“From the frying pan into the fire” — that’s how some LGBT refugees described the experience of fleeing to Kenya to escape from homophobic violence in Uganda. Most LGBT refugees in Kenya experienced something like that, even if it wasn’t as extreme as the vivid old description suggests.
Tendo Kalyango, an LGBTIQ Ugandan refugee in Kenya, turned to sex work to make ends meet while awaiting a ruling on his quest for asylum abroad. His earnings help him to stay alive, but also go into the pockets of blackmailers and corrupt police officers.
Eighteen Ugandan LGBTI refugees in Kenya have been arrested, abused and sent to the Kakuma refugee camp, where they face the prospect of further abuse by thousands of homophobic refugees who are also confined there, the O-blog-dee LGBTI rights advocacy blog reports.
Kenyan police rescued a gay couple from a mob in eastern Kenya, Nairobi-based Standard Media reported last week.
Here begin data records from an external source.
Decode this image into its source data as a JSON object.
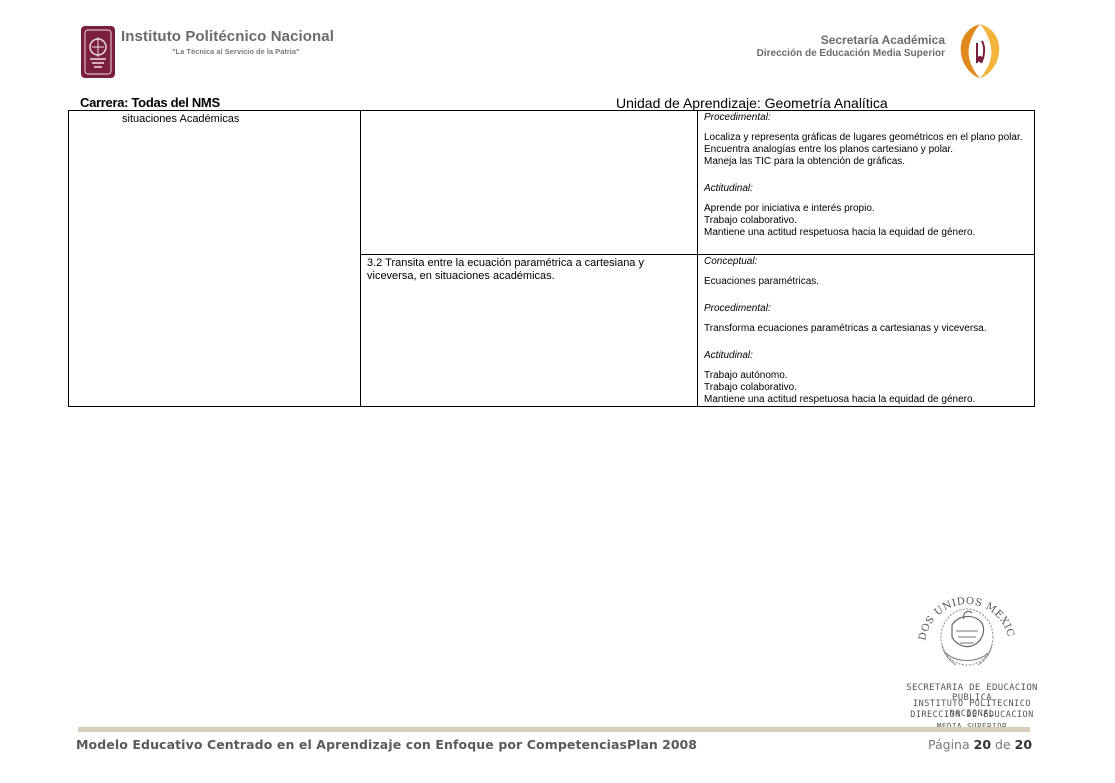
{
  "header": {
    "institution": "Instituto Politécnico Nacional",
    "motto": "\"La Técnica al Servicio de la Patria\"",
    "secretariat": "Secretaría Académica",
    "direction": "Dirección de Educación Media Superior",
    "career": "Carrera: Todas del NMS",
    "unit": "Unidad de Aprendizaje: Geometría Analítica"
  },
  "table": {
    "row1": {
      "col1": "situaciones Académicas",
      "col2": "",
      "sections": [
        {
          "heading": "Procedimental:",
          "lines": [
            "Localiza y representa gráficas de lugares geométricos en el plano polar.",
            "Encuentra analogías entre los planos cartesiano y polar.",
            "Maneja las TIC para la obtención de gráficas."
          ]
        },
        {
          "heading": "Actitudinal:",
          "lines": [
            "Aprende por iniciativa e interés propio.",
            "Trabajo colaborativo.",
            "Mantiene una actitud respetuosa hacia la equidad de género."
          ]
        }
      ]
    },
    "row2": {
      "col2": "3.2  Transita entre la ecuación paramétrica a cartesiana y viceversa, en situaciones académicas.",
      "sections": [
        {
          "heading": "Conceptual:",
          "lines": [
            "Ecuaciones paramétricas."
          ]
        },
        {
          "heading": "Procedimental:",
          "lines": [
            "Transforma ecuaciones paramétricas a cartesianas y viceversa."
          ]
        },
        {
          "heading": "Actitudinal:",
          "lines": [
            "Trabajo autónomo.",
            "Trabajo colaborativo.",
            "Mantiene una actitud respetuosa hacia la equidad de género."
          ]
        }
      ]
    }
  },
  "seal": {
    "arc_text": "ESTADOS UNIDOS MEXICANOS",
    "stamp_lines": [
      "SECRETARIA DE EDUCACION PUBLICA",
      "INSTITUTO  POLITECNICO  NACIONAL",
      "DIRECCION  DE  EDUCACION",
      "MEDIA  SUPERIOR"
    ]
  },
  "footer": {
    "model": "Modelo Educativo Centrado en el Aprendizaje con Enfoque por Competencias",
    "plan": "Plan 2008",
    "page_label": "Página",
    "page_current": "20",
    "page_of": "de",
    "page_total": "20"
  },
  "colors": {
    "ipn_guinda": "#7a1f3d",
    "dems_orange": "#e08a1e",
    "footer_bar": "#d6cdbb"
  }
}
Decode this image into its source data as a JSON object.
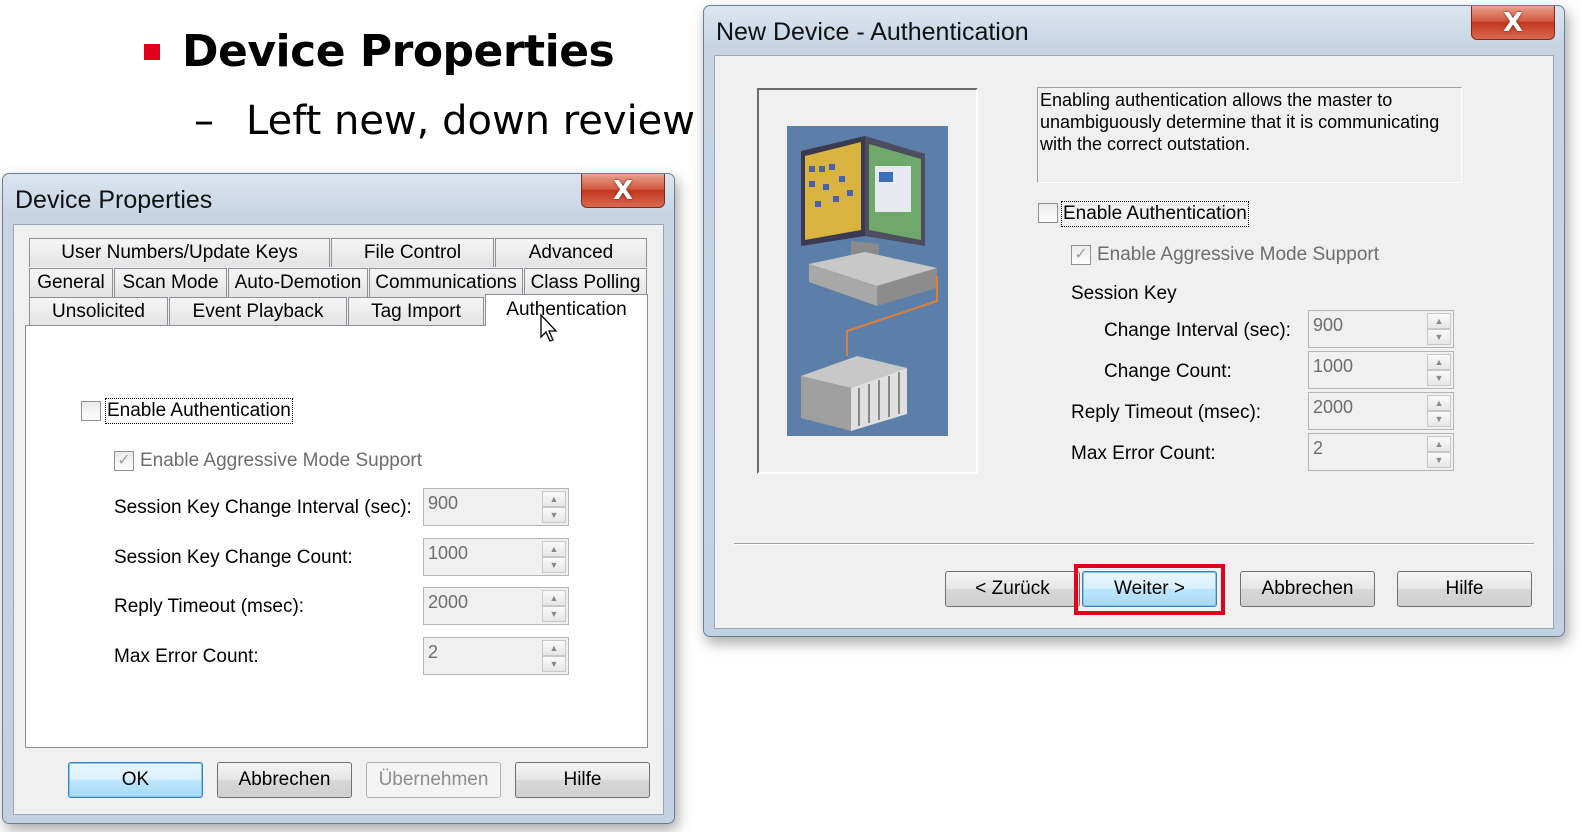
{
  "slide": {
    "title": "Device Properties",
    "subtitle": "Left new, down review",
    "dash": "–"
  },
  "device_properties": {
    "title": "Device Properties",
    "close_glyph": "X",
    "tabs_row1": [
      "User Numbers/Update Keys",
      "File Control",
      "Advanced"
    ],
    "tabs_row2": [
      "General",
      "Scan Mode",
      "Auto-Demotion",
      "Communications",
      "Class Polling"
    ],
    "tabs_row3": [
      "Unsolicited",
      "Event Playback",
      "Tag Import",
      "Authentication"
    ],
    "enable_auth": "Enable Authentication",
    "aggressive_mode": "Enable Aggressive Mode Support",
    "check_glyph": "✓",
    "fields": [
      {
        "label": "Session Key Change Interval (sec):",
        "value": "900"
      },
      {
        "label": "Session Key Change Count:",
        "value": "1000"
      },
      {
        "label": "Reply Timeout (msec):",
        "value": "2000"
      },
      {
        "label": "Max Error Count:",
        "value": "2"
      }
    ],
    "buttons": {
      "ok": "OK",
      "cancel": "Abbrechen",
      "apply": "Übernehmen",
      "help": "Hilfe"
    }
  },
  "new_device": {
    "title": "New Device - Authentication",
    "close_glyph": "X",
    "description": "Enabling authentication allows the master to unambiguously determine that it is communicating with the correct outstation.",
    "enable_auth": "Enable Authentication",
    "aggressive_mode": "Enable Aggressive Mode Support",
    "check_glyph": "✓",
    "session_key": "Session Key",
    "fields": [
      {
        "label": "Change Interval (sec):",
        "value": "900"
      },
      {
        "label": "Change Count:",
        "value": "1000"
      },
      {
        "label": "Reply Timeout (msec):",
        "value": "2000"
      },
      {
        "label": "Max Error Count:",
        "value": "2"
      }
    ],
    "buttons": {
      "back": "< Zurück",
      "next": "Weiter >",
      "cancel": "Abbrechen",
      "help": "Hilfe"
    }
  },
  "icons": {
    "spin_up": "▲",
    "spin_down": "▼"
  },
  "colors": {
    "accent_red": "#e2001a",
    "illustration_bg": "#5b7fa8"
  }
}
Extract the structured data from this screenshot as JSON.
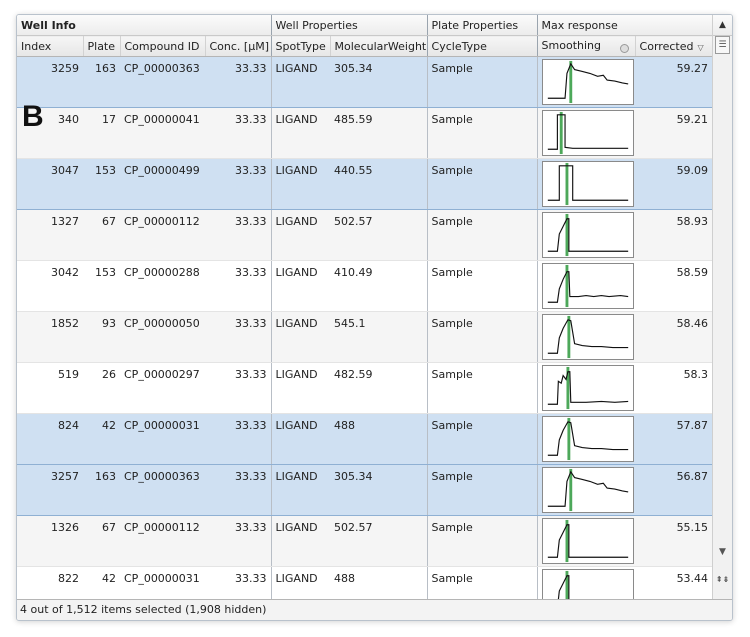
{
  "panel_label": "B",
  "group_headers": {
    "well_info": "Well Info",
    "well_properties": "Well Properties",
    "plate_properties": "Plate Properties",
    "max_response": "Max response"
  },
  "columns": {
    "index": "Index",
    "plate": "Plate",
    "compound_id": "Compound ID",
    "conc": "Conc. [µM]",
    "spot_type": "SpotType",
    "molecular_weight": "MolecularWeight",
    "cycle_type": "CycleType",
    "smoothing": "Smoothing",
    "corrected": "Corrected"
  },
  "sort_indicator": "▽",
  "rows": [
    {
      "index": "3259",
      "plate": "163",
      "compound_id": "CP_00000363",
      "conc": "33.33",
      "spot_type": "LIGAND",
      "molecular_weight": "305.34",
      "cycle_type": "Sample",
      "corrected": "59.27",
      "selected": true,
      "trace": "decay_slow"
    },
    {
      "index": "340",
      "plate": "17",
      "compound_id": "CP_00000041",
      "conc": "33.33",
      "spot_type": "LIGAND",
      "molecular_weight": "485.59",
      "cycle_type": "Sample",
      "corrected": "59.21",
      "selected": false,
      "trace": "square_fast"
    },
    {
      "index": "3047",
      "plate": "153",
      "compound_id": "CP_00000499",
      "conc": "33.33",
      "spot_type": "LIGAND",
      "molecular_weight": "440.55",
      "cycle_type": "Sample",
      "corrected": "59.09",
      "selected": true,
      "trace": "square_full"
    },
    {
      "index": "1327",
      "plate": "67",
      "compound_id": "CP_00000112",
      "conc": "33.33",
      "spot_type": "LIGAND",
      "molecular_weight": "502.57",
      "cycle_type": "Sample",
      "corrected": "58.93",
      "selected": false,
      "trace": "rise_drop"
    },
    {
      "index": "3042",
      "plate": "153",
      "compound_id": "CP_00000288",
      "conc": "33.33",
      "spot_type": "LIGAND",
      "molecular_weight": "410.49",
      "cycle_type": "Sample",
      "corrected": "58.59",
      "selected": false,
      "trace": "rise_drop_noisy"
    },
    {
      "index": "1852",
      "plate": "93",
      "compound_id": "CP_00000050",
      "conc": "33.33",
      "spot_type": "LIGAND",
      "molecular_weight": "545.1",
      "cycle_type": "Sample",
      "corrected": "58.46",
      "selected": false,
      "trace": "rise_decay"
    },
    {
      "index": "519",
      "plate": "26",
      "compound_id": "CP_00000297",
      "conc": "33.33",
      "spot_type": "LIGAND",
      "molecular_weight": "482.59",
      "cycle_type": "Sample",
      "corrected": "58.3",
      "selected": false,
      "trace": "jagged_drop"
    },
    {
      "index": "824",
      "plate": "42",
      "compound_id": "CP_00000031",
      "conc": "33.33",
      "spot_type": "LIGAND",
      "molecular_weight": "488",
      "cycle_type": "Sample",
      "corrected": "57.87",
      "selected": true,
      "trace": "rise_decay"
    },
    {
      "index": "3257",
      "plate": "163",
      "compound_id": "CP_00000363",
      "conc": "33.33",
      "spot_type": "LIGAND",
      "molecular_weight": "305.34",
      "cycle_type": "Sample",
      "corrected": "56.87",
      "selected": true,
      "trace": "decay_slow"
    },
    {
      "index": "1326",
      "plate": "67",
      "compound_id": "CP_00000112",
      "conc": "33.33",
      "spot_type": "LIGAND",
      "molecular_weight": "502.57",
      "cycle_type": "Sample",
      "corrected": "55.15",
      "selected": false,
      "trace": "rise_drop"
    },
    {
      "index": "822",
      "plate": "42",
      "compound_id": "CP_00000031",
      "conc": "33.33",
      "spot_type": "LIGAND",
      "molecular_weight": "488",
      "cycle_type": "Sample",
      "corrected": "53.44",
      "selected": false,
      "trace": "rise_drop"
    }
  ],
  "status": "4 out of 1,512 items selected (1,908 hidden)",
  "colors": {
    "selected_row": "#cfe0f2",
    "trace_line": "#111111",
    "marker_line": "#2e9a3e"
  },
  "icons": {
    "scroll_up": "▲",
    "column_menu": "☰",
    "scroll_down": "▼",
    "jump": "⇞⇟"
  }
}
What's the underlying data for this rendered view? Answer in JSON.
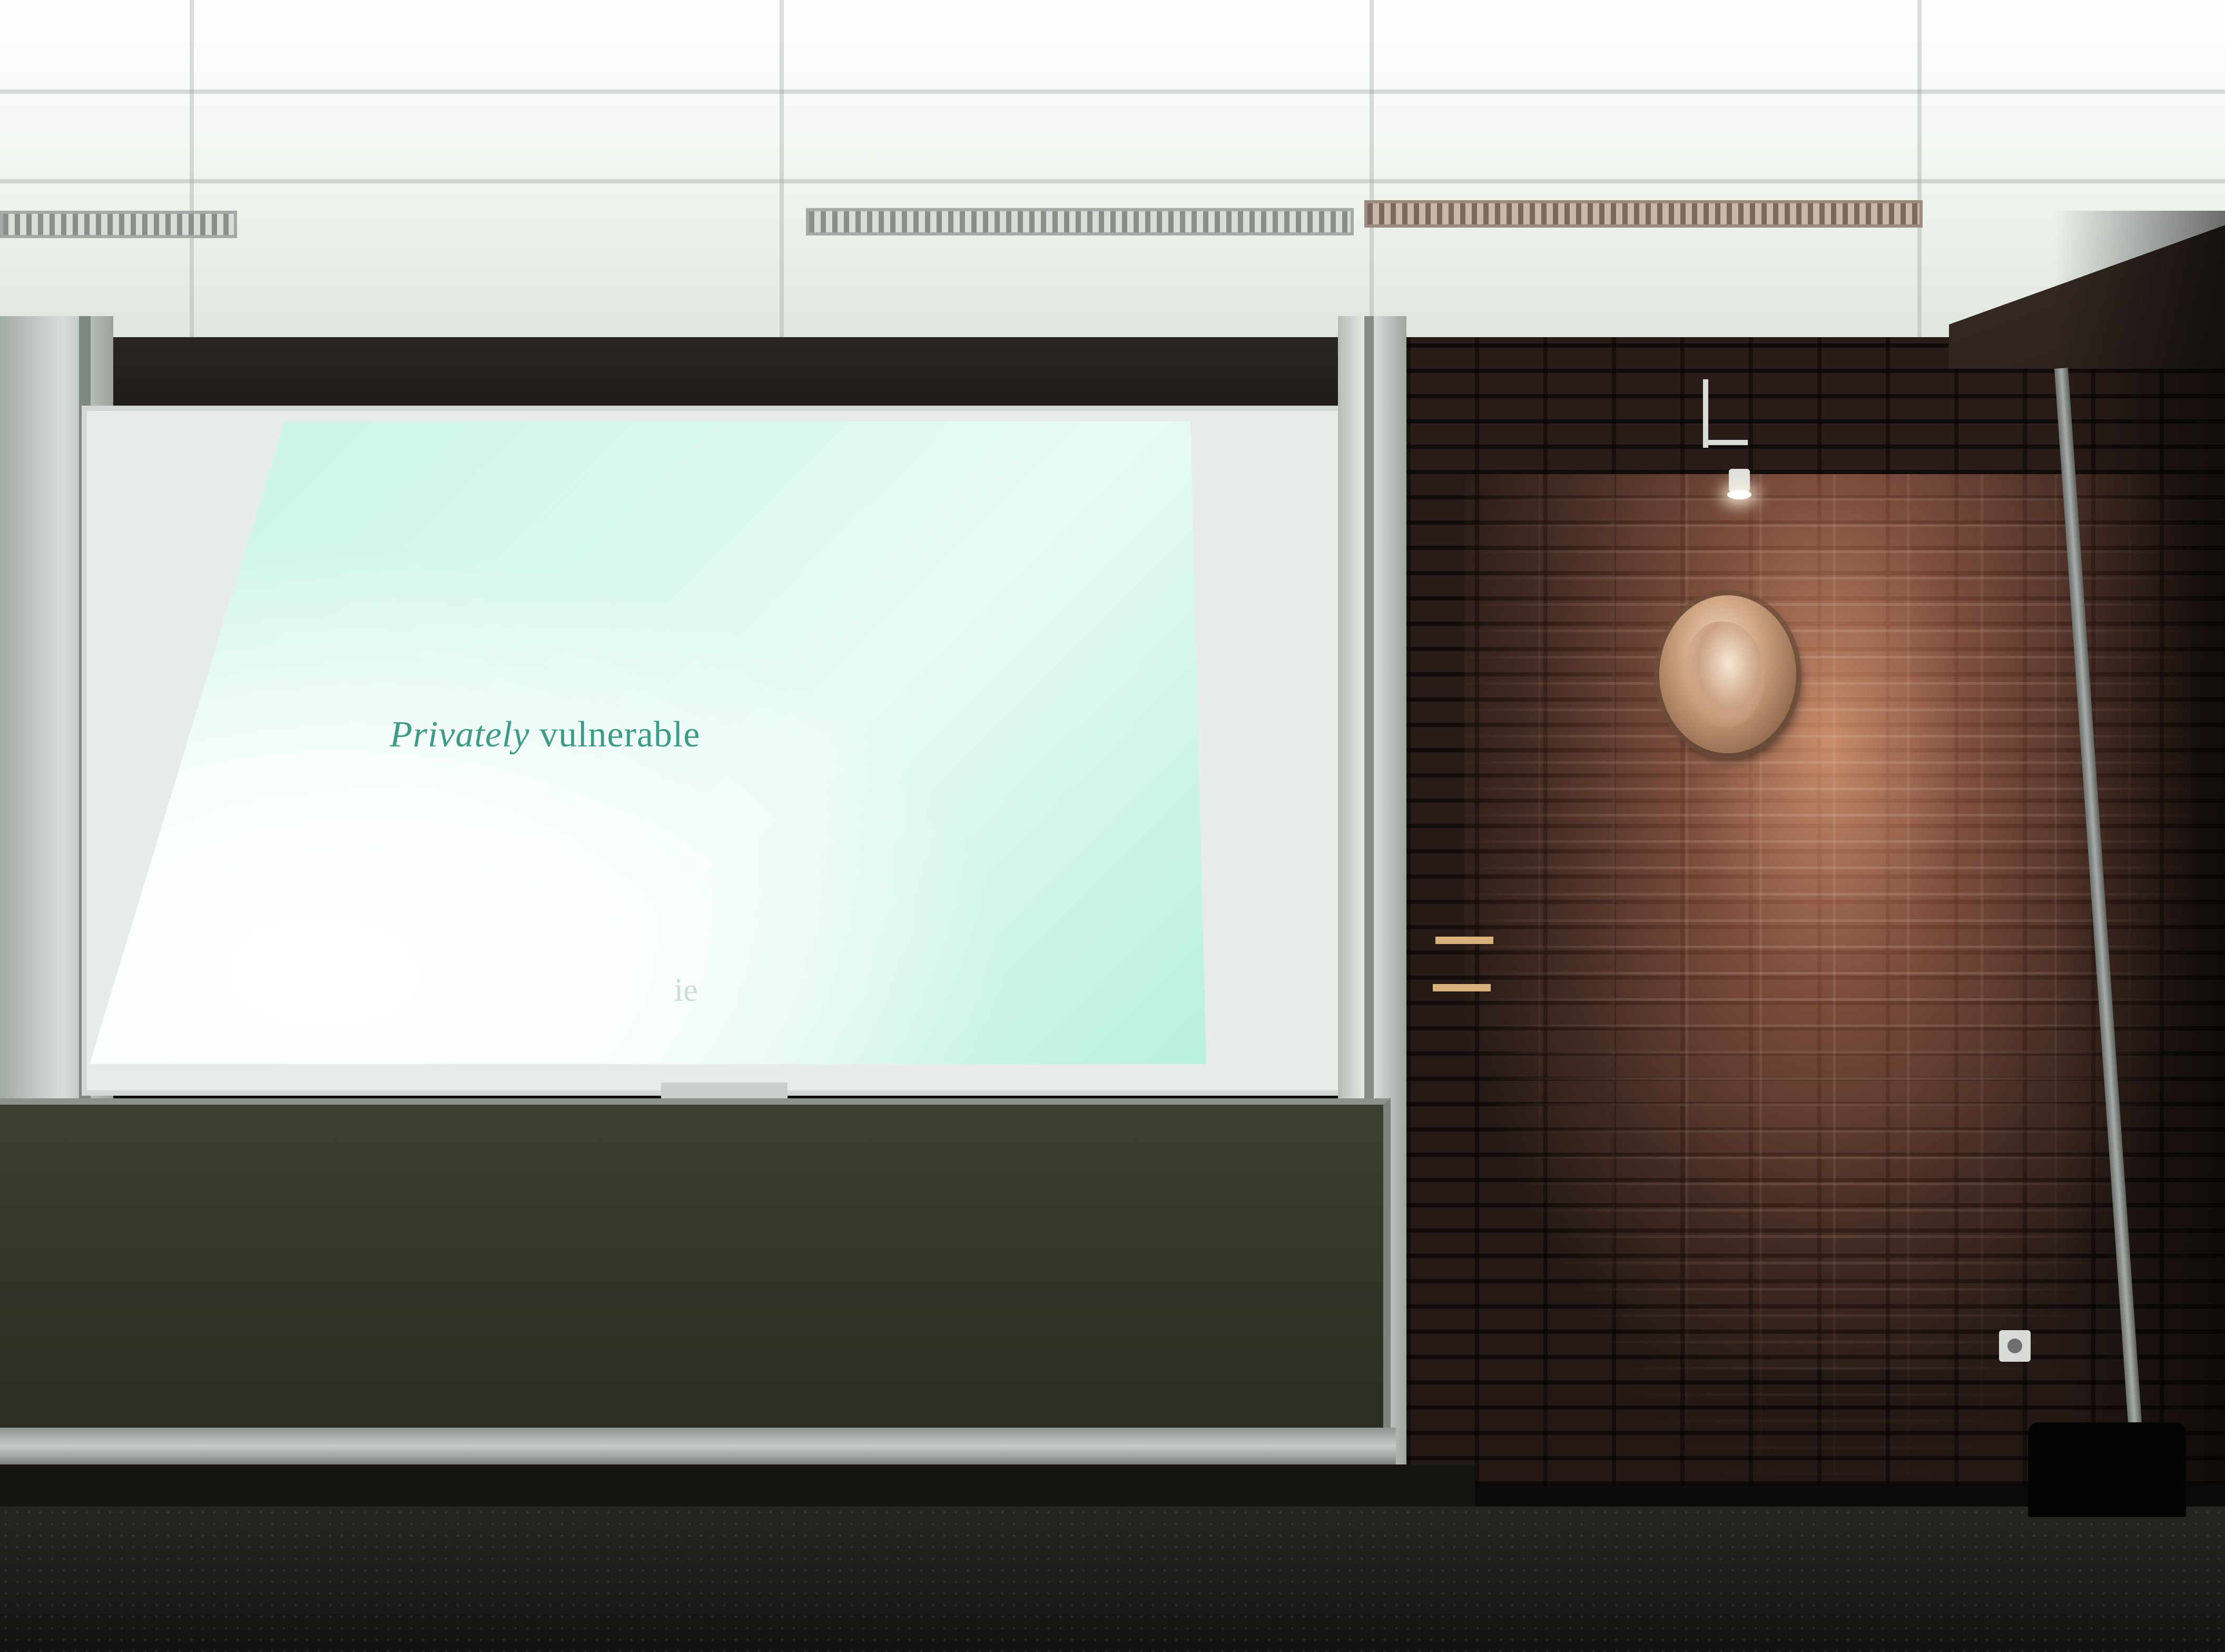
{
  "slide": {
    "title_italic": "Privately",
    "title_rest": " vulnerable",
    "footer_fragment": "ie"
  },
  "colors": {
    "slide_text": "#3f9a86",
    "screen_glow": "#c8f3e4",
    "brick": "#8a4d3a",
    "chalkboard": "#33362a"
  },
  "icons": {
    "spotlight": "spotlight-icon",
    "outlet": "power-outlet-icon",
    "medallion": "portrait-medallion"
  }
}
After coming to grips with the mix of male and female characteristics that his body developed during adolescence, Prince fell in love with a Ugandan woman, only to run into the harsh opposition of her father and her father’s bodyguards. He was kidnapped, tortured and threatened with death. To save his life, Prince fled to …
Ugandan LGBT refugee Salim Kakooza explains how he ended up a sex worker in Kenya. It was a survival mechanism he adopted after fleeing Uganda in early 2015 to escape from men his homophobic father had hired to kill him, he says.
Four gay men were the victims of a Valentine’s Day attack in the low-income Kawangware area northwest of Nairobi, Kenya.
LGBTQ refugees and others have reached the United States in recent days, benefiting from the court-ordered stay on President Donald Trump’s Jan. 29 executive order that sought to tighten border controls. Among them was pre-screened Ugandan refugee Simon Kwesigabo, who had been left homeless on the streets of Nairobi, Kenya, after Trump’s executive order canceled …
Refugee agencies are moving quickly to transport needy clients to the United States, fearing that federal appellate court judges might slam the door shut in refugees’ faces at any moment.
Shunned by his family for acting too girlish, attacked by his neighbors for being gay, Ivan Kimbugwe fled to Kenya, only to face further homophobia there. Now he has a chance to reach safety in the United States. This is his story.